■ **The task**
Pull out every line of the listing below where "title" appears.

■ **Supplied material**
┌──

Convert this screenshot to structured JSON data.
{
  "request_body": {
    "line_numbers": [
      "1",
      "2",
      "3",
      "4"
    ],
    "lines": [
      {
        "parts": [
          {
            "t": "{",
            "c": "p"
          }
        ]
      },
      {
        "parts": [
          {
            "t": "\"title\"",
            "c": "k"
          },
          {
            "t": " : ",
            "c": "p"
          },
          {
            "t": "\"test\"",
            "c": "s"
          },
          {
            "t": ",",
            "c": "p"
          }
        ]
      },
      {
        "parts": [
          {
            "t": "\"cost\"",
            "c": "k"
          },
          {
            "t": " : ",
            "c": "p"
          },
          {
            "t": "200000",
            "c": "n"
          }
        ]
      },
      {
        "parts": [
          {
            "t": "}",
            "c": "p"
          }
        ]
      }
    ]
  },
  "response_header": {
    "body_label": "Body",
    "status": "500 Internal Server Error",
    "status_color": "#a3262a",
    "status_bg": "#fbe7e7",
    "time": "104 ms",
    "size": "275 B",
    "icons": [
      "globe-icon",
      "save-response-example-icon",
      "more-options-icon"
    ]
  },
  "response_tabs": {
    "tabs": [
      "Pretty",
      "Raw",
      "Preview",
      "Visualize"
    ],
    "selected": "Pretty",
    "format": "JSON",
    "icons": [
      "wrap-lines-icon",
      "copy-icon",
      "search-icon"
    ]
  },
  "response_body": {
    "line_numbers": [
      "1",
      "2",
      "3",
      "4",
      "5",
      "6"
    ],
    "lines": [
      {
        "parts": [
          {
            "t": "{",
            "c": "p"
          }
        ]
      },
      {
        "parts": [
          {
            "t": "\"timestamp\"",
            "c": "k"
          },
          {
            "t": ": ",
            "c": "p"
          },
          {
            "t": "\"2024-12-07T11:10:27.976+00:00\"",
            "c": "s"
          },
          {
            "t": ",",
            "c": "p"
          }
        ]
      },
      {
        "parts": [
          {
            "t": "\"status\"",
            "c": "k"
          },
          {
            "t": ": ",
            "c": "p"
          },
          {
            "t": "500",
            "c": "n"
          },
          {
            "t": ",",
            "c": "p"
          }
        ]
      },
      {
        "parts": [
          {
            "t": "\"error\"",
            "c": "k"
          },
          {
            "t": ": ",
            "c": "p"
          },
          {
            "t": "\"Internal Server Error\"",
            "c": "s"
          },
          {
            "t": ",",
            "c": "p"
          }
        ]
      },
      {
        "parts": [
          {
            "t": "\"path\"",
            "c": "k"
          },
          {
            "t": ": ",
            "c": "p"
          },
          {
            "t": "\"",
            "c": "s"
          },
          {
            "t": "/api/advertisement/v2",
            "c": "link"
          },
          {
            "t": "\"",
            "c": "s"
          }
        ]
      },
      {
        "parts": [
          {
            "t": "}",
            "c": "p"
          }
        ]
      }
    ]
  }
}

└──
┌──

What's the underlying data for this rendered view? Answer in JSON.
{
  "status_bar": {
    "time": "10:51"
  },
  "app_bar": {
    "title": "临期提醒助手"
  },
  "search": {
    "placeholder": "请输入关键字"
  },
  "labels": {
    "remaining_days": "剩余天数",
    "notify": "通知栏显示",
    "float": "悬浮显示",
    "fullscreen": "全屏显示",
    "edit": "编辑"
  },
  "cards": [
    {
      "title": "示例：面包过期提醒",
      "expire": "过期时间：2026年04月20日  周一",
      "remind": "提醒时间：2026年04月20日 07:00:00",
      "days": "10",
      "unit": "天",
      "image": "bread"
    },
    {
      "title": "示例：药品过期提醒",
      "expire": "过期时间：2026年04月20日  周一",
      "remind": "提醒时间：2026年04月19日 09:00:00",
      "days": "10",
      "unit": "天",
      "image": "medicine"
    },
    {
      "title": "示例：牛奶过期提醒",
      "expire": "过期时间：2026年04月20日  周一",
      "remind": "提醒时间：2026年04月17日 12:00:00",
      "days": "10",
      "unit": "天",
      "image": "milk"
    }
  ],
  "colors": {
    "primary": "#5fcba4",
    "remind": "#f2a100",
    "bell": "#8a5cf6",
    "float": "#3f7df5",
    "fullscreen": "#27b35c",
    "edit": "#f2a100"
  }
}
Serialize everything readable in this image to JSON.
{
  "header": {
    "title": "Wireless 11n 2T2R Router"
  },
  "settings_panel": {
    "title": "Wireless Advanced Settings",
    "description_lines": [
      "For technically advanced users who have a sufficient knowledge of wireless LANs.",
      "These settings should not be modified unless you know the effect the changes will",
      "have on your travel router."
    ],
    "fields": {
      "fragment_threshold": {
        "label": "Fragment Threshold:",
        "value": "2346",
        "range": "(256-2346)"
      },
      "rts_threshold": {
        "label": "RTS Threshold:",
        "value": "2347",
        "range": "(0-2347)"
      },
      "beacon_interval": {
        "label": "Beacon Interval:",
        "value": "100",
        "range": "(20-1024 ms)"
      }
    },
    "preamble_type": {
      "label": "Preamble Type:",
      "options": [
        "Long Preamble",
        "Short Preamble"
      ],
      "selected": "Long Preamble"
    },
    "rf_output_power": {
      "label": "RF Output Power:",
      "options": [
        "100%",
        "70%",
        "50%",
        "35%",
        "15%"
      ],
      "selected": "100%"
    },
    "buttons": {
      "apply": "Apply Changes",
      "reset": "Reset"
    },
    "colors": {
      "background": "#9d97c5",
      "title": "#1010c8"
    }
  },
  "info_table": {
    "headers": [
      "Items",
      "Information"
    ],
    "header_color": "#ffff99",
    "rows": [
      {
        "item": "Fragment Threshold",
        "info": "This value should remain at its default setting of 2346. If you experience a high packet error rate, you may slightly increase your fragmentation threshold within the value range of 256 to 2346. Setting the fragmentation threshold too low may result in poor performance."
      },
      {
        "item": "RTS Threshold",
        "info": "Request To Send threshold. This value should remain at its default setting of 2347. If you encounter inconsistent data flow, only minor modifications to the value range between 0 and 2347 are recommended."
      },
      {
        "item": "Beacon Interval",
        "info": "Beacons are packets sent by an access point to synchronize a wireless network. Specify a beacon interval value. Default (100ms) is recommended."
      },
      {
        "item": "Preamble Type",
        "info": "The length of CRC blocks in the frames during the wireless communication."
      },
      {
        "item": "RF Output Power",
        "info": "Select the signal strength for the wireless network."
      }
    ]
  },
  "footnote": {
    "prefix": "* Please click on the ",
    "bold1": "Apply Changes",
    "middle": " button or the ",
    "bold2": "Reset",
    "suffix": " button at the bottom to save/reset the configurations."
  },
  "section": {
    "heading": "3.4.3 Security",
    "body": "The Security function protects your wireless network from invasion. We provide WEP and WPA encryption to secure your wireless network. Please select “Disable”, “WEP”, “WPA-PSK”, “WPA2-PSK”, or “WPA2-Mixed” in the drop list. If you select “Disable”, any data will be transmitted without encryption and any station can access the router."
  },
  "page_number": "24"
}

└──
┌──

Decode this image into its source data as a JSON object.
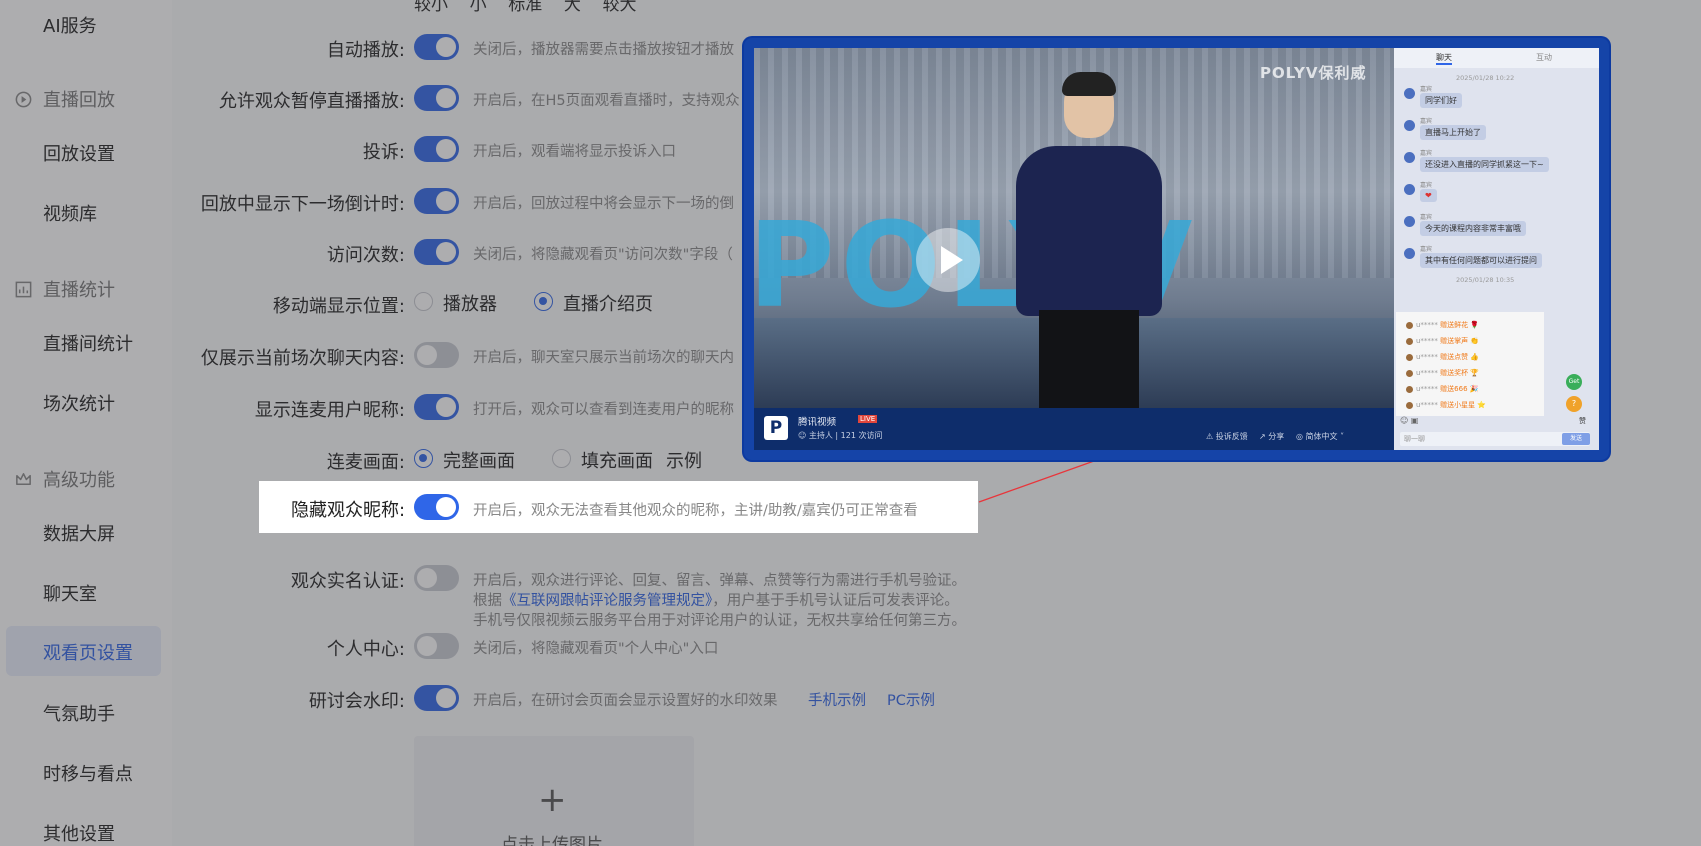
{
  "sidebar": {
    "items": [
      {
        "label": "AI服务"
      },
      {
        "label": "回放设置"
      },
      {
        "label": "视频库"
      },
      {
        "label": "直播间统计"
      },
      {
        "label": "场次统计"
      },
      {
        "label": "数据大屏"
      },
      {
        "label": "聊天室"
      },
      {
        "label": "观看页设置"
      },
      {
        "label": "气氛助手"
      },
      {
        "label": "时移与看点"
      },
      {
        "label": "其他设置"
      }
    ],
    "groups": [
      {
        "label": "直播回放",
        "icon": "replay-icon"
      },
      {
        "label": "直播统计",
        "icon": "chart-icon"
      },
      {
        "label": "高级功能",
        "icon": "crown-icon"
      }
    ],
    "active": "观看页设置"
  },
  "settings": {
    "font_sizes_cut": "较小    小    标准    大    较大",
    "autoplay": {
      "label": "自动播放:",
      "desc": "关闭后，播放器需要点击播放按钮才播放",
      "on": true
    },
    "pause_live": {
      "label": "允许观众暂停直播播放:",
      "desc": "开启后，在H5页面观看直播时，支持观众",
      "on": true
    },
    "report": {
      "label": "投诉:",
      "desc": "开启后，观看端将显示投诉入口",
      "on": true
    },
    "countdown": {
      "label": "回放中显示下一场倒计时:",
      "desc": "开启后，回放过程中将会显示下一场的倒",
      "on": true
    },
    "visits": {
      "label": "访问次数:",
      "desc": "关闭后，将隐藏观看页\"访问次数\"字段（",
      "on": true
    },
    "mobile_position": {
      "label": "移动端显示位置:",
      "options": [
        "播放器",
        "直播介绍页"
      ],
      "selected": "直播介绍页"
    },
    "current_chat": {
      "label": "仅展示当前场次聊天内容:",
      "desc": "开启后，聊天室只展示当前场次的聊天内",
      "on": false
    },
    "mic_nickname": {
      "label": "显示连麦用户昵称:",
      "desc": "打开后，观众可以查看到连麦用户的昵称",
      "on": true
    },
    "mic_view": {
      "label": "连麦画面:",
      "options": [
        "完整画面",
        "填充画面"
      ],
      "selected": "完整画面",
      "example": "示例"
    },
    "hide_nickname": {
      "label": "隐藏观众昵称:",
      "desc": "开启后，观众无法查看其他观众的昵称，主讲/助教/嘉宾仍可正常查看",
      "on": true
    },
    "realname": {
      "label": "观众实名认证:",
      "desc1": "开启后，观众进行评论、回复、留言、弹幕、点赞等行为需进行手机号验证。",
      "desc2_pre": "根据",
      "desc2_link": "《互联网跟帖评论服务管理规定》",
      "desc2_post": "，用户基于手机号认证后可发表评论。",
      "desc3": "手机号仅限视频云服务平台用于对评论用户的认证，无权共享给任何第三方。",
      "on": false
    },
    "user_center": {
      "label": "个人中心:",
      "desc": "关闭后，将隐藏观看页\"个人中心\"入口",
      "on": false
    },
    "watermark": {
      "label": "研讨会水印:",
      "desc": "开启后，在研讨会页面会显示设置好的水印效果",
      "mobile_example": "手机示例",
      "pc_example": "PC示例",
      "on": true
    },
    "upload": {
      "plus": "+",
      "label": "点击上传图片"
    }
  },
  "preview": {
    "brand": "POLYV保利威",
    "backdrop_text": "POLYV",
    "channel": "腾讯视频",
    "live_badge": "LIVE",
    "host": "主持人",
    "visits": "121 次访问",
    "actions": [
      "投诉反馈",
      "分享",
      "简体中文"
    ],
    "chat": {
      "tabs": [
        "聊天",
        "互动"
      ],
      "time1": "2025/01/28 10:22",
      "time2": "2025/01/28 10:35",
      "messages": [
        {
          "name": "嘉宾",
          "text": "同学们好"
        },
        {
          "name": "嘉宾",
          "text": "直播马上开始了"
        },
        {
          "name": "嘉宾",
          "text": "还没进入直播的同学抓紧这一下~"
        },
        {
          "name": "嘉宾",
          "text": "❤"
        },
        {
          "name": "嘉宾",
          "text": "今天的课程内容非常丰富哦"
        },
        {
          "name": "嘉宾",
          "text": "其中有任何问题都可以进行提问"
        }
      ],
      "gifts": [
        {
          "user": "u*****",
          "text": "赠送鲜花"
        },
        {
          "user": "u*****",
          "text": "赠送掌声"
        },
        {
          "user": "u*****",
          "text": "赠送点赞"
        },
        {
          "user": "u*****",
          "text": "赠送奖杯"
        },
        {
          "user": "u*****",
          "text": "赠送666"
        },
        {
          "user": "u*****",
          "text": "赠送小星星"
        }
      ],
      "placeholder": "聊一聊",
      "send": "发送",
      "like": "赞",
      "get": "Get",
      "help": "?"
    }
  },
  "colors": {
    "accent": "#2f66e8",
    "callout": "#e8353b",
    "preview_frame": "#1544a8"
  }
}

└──

■ **Task answer**
            "t": "\"title\"",
    "title": "临期提醒助手"
      "title": "示例：面包过期提醒",
      "title": "示例：药品过期提醒",
      "title": "示例：牛奶过期提醒",
    "title": "Wireless 11n 2T2R Router"
    "title": "Wireless Advanced Settings",
      "title": "#1010c8"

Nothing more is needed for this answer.